Marcus Mundy was only 9 or 10 years old when Dr. Martin Luther King Jr. was assassinated on April 4, 1968, but his parents made sure he knew what the great man stood for. Mundy’s father was from Alabama and his mother was from Louisiana, so they knew first-hand the injustices that King railed against.
of him, knew of his issues and imbued in us a sense of pride, of discipline, of working hard, all the things that he spoke about in his messaging for our families and our race, they taught us,” Mundy said. “He was peers with my parents. My dad is in Tuskegee, (Alabama) and he (King) did a lot of his work in Montgomery, (Ala.).”

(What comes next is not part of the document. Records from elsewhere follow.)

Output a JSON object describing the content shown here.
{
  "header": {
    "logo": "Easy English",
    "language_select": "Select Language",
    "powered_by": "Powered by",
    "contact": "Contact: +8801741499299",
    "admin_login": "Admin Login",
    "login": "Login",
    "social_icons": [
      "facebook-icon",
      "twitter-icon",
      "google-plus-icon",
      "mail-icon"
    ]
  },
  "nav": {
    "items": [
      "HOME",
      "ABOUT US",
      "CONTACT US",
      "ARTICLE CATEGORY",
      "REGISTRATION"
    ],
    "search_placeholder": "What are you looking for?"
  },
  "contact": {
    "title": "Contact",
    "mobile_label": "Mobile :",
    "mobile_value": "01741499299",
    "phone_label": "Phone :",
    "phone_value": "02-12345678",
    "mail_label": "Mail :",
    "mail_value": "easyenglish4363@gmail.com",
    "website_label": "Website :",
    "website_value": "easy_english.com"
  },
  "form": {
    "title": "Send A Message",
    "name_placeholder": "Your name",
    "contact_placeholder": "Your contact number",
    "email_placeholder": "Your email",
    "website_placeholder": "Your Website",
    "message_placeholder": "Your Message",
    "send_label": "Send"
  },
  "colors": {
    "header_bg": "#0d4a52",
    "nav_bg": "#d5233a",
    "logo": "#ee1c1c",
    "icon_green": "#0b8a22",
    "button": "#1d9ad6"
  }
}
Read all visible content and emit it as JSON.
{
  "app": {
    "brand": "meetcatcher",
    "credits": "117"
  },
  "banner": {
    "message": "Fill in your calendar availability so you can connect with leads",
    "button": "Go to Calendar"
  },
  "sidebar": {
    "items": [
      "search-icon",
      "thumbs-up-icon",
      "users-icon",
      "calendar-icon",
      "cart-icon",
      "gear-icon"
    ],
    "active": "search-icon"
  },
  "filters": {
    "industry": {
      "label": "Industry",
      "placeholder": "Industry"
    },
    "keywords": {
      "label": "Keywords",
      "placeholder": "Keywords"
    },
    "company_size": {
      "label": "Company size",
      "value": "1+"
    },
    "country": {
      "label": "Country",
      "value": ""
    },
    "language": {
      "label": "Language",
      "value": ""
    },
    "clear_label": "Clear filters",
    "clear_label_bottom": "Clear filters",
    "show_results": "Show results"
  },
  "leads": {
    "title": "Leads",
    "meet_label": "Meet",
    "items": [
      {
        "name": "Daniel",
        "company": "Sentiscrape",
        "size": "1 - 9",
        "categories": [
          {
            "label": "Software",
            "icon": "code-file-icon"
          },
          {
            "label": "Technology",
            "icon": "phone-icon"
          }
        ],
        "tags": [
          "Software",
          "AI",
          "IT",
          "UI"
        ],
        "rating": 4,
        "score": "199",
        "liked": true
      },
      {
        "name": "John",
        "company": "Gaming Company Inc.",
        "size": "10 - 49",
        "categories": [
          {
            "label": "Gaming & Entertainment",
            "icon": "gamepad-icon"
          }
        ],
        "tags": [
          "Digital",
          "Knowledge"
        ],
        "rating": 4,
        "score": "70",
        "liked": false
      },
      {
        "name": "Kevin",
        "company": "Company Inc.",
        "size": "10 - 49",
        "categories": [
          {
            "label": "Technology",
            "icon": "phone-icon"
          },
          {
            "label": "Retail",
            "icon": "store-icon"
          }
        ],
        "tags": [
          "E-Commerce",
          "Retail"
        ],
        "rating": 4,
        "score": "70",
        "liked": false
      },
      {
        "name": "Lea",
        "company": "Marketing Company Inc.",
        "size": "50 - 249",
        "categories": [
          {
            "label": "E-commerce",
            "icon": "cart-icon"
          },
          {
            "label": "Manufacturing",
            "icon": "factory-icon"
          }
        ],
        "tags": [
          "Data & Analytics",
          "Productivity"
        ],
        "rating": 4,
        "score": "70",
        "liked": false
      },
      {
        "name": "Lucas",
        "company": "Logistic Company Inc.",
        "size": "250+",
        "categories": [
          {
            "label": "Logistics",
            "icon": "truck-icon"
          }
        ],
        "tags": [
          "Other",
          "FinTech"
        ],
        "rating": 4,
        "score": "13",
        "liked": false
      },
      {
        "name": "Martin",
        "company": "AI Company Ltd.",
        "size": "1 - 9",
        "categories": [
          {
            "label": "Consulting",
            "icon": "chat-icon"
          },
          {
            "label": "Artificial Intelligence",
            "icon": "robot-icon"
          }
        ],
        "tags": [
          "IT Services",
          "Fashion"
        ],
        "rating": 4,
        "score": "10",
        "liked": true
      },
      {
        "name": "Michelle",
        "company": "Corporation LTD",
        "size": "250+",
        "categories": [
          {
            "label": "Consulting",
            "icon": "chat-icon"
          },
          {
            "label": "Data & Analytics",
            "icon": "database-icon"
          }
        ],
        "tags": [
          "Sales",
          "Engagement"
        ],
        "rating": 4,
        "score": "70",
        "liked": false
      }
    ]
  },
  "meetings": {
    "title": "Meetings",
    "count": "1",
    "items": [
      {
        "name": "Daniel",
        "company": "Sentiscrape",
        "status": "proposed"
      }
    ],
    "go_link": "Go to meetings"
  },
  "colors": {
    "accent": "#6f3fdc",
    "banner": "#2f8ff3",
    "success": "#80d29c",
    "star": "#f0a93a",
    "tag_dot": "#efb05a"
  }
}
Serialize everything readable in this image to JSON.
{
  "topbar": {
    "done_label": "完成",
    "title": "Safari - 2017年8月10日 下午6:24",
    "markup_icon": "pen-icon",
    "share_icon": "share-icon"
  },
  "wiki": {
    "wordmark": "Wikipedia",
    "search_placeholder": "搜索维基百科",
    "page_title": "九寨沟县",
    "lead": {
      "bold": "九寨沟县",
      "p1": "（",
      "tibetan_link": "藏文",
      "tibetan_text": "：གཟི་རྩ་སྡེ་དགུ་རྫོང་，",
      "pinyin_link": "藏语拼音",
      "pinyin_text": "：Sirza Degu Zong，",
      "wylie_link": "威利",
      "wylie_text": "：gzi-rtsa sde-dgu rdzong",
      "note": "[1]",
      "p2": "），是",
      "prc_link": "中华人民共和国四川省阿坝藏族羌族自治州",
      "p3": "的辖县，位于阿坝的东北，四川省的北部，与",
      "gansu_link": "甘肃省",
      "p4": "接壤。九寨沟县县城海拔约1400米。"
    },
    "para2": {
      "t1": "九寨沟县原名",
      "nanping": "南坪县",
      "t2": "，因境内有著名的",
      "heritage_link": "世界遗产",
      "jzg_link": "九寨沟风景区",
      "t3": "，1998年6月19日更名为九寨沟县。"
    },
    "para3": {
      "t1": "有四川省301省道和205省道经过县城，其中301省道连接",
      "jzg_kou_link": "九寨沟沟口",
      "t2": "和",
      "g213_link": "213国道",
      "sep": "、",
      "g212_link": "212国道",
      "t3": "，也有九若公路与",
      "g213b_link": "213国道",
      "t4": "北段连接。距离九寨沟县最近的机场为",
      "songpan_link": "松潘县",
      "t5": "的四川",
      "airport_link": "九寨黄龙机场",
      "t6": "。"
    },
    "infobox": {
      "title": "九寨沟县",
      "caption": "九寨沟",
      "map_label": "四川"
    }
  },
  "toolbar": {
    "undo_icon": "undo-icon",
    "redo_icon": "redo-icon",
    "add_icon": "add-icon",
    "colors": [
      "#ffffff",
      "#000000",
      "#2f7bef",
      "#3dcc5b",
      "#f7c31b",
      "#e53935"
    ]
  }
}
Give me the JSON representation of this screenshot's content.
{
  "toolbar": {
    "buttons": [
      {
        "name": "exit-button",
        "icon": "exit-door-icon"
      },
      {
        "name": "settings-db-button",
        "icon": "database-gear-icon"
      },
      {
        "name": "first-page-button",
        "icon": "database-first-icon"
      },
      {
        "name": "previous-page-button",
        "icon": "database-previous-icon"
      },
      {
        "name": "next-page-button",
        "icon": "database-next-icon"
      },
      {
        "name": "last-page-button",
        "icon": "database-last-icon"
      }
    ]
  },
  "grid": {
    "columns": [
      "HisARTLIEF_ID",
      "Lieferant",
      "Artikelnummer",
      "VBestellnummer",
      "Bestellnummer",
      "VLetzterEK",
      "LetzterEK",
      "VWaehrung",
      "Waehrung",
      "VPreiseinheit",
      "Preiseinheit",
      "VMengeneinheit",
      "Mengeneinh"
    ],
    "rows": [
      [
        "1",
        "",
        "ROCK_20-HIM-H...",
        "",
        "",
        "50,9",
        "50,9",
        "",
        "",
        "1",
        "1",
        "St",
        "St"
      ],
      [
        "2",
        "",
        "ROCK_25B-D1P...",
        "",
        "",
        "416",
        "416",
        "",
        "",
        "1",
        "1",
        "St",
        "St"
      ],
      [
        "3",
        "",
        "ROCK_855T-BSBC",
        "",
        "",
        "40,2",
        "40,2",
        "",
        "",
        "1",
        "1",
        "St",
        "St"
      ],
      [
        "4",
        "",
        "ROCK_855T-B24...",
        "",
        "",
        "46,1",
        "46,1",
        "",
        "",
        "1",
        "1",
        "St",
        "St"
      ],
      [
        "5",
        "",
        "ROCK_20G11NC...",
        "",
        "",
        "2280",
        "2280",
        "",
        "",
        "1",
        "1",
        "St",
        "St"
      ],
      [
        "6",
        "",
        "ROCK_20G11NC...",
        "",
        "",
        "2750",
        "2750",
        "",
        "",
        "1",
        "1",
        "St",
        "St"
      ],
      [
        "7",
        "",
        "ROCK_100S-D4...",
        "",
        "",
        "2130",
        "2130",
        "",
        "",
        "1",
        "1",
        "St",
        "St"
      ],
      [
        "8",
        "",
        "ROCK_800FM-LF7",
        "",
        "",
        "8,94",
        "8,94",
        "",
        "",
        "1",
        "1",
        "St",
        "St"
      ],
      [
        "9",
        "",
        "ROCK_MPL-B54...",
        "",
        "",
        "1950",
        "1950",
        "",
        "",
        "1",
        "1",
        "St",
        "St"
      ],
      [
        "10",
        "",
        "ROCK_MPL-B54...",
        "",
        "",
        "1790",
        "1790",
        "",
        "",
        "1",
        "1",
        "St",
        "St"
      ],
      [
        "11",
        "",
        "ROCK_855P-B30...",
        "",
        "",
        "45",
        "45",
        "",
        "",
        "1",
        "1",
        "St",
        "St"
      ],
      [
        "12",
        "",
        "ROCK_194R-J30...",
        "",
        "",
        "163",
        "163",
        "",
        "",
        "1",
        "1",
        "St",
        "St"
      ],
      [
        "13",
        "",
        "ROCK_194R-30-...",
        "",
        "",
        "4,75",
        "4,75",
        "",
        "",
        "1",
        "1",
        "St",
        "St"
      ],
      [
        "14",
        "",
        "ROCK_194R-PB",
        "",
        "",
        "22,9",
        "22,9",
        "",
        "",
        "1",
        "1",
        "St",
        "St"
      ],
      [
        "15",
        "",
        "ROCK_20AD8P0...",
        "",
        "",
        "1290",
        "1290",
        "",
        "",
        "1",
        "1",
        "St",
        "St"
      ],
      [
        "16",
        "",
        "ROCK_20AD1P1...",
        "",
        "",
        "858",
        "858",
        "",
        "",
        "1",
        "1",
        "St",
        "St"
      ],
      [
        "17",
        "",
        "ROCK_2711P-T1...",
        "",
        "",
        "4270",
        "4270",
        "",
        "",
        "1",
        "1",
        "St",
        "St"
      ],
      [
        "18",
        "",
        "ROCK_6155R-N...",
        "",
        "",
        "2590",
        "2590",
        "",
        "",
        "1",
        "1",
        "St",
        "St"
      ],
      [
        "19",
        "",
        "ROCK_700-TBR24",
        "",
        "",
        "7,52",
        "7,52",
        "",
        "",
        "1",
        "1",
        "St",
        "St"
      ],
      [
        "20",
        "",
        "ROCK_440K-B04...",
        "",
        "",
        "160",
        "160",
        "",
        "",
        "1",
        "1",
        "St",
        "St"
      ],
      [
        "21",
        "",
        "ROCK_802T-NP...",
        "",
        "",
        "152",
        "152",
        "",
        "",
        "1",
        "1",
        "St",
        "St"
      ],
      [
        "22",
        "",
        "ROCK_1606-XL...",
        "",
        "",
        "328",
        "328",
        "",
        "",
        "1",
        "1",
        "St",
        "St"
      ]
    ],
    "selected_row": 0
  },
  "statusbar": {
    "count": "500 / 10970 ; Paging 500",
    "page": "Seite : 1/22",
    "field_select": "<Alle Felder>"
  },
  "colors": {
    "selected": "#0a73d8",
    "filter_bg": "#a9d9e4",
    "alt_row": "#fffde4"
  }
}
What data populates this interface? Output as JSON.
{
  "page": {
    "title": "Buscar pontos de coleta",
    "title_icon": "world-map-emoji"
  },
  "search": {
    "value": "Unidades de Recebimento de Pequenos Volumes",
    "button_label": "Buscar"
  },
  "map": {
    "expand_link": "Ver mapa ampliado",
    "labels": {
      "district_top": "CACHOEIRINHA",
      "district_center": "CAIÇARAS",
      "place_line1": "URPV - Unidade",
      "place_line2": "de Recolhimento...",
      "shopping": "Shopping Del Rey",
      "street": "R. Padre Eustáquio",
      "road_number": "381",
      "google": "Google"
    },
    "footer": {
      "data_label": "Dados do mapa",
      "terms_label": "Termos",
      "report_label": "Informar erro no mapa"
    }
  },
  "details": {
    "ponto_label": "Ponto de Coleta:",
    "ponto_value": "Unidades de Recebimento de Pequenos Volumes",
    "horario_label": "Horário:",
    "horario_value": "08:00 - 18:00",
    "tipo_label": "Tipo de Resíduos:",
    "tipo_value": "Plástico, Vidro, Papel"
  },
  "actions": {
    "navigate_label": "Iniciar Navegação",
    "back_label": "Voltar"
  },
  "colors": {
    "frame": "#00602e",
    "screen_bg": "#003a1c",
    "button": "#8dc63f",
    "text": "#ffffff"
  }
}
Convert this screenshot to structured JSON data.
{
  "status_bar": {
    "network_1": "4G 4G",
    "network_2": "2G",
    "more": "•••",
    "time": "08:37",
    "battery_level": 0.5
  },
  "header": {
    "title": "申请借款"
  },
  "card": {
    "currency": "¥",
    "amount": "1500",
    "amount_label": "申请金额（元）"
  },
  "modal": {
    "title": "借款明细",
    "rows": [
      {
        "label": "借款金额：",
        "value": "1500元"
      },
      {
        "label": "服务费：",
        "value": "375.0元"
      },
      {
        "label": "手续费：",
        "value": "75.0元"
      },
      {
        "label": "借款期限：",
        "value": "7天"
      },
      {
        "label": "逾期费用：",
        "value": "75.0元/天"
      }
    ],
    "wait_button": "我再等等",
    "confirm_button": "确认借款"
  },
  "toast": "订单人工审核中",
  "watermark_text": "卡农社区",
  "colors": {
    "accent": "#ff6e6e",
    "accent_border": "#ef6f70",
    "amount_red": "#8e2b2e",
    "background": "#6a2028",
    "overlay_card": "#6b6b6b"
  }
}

He said King’s pronouncement for equality became more significant to him as he grew older and he internalized King’s words to the point that he now often thinks of some of the civil rights leader’s more memorable passages in his day-to-day life.
“When you’re young, you don’t get into it as much, but over time you see the resonance of his message, you see how important it is,” he said. “I’m talking now to city leaders on a couple of civic ideas and quoting him from his letter from a Birmingham Jail, about how “wait” almost always means “never” and it’s like these are things you grow up with, and they just naturally flow off your tongue and in your thoughts.”
King was writing about things 50 years ago that resonant today, Mundy said.
“It’s just as real – that people in power don’t want to share power. They don’t think you’re as good as them, as smart as them, as capable as them, as strategic as them,” he said.
Mundy said King had such an influence on him that he often looks back at King’s language for inspiration.
“Whether I’m talking about the code change at city housing or homelessness issues or who gets to decide how a campaign is run in the city of Portland and the state of Oregon,” he said, “it’s beautiful that his words were so beautiful and striking, and it’s miserably sad that you’re still dealing with the same stuff today.”
Mundy said when he is disheartened by the futility of the struggle, he thinks of the necessity of the struggle and the relentless nature of the battle for full equality.
“You shouldn’t have to fight for those things,” he said. “You shouldn’t ever have to fight for what should be a basic human right, and certainly shouldn’t have to still be fighting for the same things that were exposed decades ago.”
The Coalition of Communities of Color, of which Mundy is president, is an alliance of 19 culturally-specific community based organizations with representation from communities of color, with a mission “to address the socioeconomic disparities, institutional racism, and inequity of services experienced by our families, children and communities, and to organize our communities for collective action resulting in social change to obtain self-determination, wellness, justice and prosperity.”